Ambassadors in the Security Council have been urged by the United Nations Secretary-General to find ‘much-needed consensus’ to resolve the myriad challenges in the Middle East and North Africa.
António Guterres issued the call during a debate in the chamber on Monday, focusing on the various fault-lines in the region.
“Decades-old conflicts, together with new ones, as well as deep-rooted social grievances, a shrinking of democratic space and the emergence of terrorism and new forms of violent extremism, are undermining peace, sustainable development and human rights,” he said.
“The territorial integrity of countries like Syria, Yemen and Libya is under threat. Millions of people have been forcibly displaced from their homes. And the impacts of this instability have spread to neighbors and beyond.”
Mr. Guterres reminded the Council of the numerous crises across the region, starting with the Israeli-Palestinian conflict – the central issue at the heart of what he called ‘the Middle Eastern quagmire.’
He reiterated the UN’s support for a two-state solution that would allow both communities to live side-by-side in peace: something that also is essential for security and stability in the entire region.
Meanwhile, the ongoing war in Syria has subjected civilians to “a litany of atrocities”, including sieges, starvation, widespread displacement and the use of chemical weapons.
The UN chief further stated that the conflict has become ‘a battleground for proxy wars’, with regional and international actors taking part.
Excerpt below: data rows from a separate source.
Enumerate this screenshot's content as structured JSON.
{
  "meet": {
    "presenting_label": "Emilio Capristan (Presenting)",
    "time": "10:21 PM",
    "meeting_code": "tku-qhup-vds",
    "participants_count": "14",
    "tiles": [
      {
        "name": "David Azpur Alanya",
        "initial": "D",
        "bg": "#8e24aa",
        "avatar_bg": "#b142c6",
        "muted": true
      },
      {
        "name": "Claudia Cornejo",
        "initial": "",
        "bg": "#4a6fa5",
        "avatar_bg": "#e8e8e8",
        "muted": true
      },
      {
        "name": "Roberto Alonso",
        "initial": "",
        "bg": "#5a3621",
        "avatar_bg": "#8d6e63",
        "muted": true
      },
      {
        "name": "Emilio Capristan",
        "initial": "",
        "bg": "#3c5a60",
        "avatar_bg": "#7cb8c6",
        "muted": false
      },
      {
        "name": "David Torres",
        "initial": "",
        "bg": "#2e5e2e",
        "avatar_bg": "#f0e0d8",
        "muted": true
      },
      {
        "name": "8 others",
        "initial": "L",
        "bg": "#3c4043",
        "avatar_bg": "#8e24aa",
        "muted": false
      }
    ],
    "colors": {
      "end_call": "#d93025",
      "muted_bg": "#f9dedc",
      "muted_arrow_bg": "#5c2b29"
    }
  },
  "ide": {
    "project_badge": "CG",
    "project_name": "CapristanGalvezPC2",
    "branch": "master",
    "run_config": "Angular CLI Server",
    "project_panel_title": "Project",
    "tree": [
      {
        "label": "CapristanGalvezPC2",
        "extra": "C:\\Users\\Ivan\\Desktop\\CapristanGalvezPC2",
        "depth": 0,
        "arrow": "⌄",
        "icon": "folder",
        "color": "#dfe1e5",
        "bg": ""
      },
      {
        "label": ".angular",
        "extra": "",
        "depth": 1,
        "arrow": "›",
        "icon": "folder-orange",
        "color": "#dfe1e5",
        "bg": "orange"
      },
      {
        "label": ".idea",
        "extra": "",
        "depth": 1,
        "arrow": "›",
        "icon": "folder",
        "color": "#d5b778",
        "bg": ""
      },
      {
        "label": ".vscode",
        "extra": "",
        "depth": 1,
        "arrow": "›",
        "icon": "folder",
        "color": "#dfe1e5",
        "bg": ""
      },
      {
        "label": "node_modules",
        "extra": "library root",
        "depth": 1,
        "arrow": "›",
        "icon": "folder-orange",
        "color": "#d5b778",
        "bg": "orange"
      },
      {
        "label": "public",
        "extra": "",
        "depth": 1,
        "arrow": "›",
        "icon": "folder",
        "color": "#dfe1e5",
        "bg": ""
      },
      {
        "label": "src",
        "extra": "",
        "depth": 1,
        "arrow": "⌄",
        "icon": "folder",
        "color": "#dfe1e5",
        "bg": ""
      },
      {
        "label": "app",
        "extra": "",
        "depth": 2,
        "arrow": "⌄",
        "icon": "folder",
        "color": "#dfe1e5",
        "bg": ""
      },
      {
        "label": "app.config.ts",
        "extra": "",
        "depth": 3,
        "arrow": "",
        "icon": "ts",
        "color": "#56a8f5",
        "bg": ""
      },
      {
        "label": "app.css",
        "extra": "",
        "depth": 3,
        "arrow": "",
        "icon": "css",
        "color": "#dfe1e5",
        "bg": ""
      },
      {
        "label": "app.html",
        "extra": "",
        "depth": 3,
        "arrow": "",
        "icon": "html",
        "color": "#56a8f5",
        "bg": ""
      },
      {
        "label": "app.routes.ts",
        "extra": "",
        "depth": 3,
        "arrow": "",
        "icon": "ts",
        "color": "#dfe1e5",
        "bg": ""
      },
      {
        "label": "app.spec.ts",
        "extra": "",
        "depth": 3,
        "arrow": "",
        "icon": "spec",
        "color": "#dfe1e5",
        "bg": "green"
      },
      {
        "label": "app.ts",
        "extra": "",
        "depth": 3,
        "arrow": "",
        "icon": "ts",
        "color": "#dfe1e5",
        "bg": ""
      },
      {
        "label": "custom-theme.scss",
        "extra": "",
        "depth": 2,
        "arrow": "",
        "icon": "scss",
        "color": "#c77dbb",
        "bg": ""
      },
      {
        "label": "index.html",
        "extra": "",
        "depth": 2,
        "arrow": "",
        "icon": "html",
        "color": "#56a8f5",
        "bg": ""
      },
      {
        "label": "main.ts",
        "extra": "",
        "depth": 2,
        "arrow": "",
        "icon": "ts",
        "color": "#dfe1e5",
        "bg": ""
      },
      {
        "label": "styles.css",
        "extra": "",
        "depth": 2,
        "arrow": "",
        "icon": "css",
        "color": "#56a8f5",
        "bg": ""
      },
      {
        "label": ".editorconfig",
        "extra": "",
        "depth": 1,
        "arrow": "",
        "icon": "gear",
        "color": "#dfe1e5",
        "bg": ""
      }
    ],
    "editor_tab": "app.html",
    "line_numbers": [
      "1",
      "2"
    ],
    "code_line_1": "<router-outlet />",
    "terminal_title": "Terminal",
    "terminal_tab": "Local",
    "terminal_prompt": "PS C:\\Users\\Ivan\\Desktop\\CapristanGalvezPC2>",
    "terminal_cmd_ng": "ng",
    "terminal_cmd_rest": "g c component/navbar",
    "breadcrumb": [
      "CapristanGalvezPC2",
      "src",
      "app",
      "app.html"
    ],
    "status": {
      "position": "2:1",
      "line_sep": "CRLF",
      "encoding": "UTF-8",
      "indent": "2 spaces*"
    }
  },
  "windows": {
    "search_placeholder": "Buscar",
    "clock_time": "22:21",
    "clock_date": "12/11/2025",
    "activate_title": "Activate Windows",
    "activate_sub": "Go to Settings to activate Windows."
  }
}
“More than ever, our aim is to see a united and democratic Syria, to avoid irreparable sectarianism, and to ensure full respect for Syria’s sovereignty and territorial integrity, and to enable the Syrian people to freely decide on the country’s future,” Mr. Guterres told the 15 ambassadors.
Moving on to Yemen, the UN chief highlighted recent efforts by his Special Envoy, Martin Griffiths, to avoid an escalation in violence. He also spoke of UN engagement in Libya, including support for a national dialogue process that has revealed citizens’ deep longing for peace and to exit the period of transitional governance.
Mr. Guterres also praised Iraq’s ‘resilience’ in recent years, citing victory over the extremist group, the Islamic State of Iraq and the Levant (ISIL or Da’esh), as an example of how the nation has overcome the risk of fragmentation.
“Iraq’s endurance as a stable, federal state is a testament to the enormous sacrifices of the Iraqi people, from all communities,” he said. “And I strongly hope that the Iraqi institutions will be able to ensure an adequate conclusion of the electoral process able in a way that fully respects the will of the Iraqi people.
Lebanon also was praised for its respect for diversity. The Secretary-General said he looked forward to the formation of a new Government there, following peaceful parliamentary elections last month — the first in nearly a decade.
On the region as a whole, Mr. Guterres recalled that Cold War rivals still found ways to talk to each other and cooperate, indicating that countries in the Middle East and North Africa could pursue a similar path.
He also urged Council members to find “much-needed consensus and to act with one strong voice”, adding that regional organizations can also contribute to efforts towards preventive diplomacy, mediation and confidence-building.
“The region needs to ensure the integrity of the State, its governance systems and the equal application of the rule of law that protects all individuals,” he said.
“Majorities should not feel the existential threat of fragmentation, and minorities should not feel the threat of oppression and exile. And everyone, everywhere, should enjoy their right to live in dignity, freedom and peace.”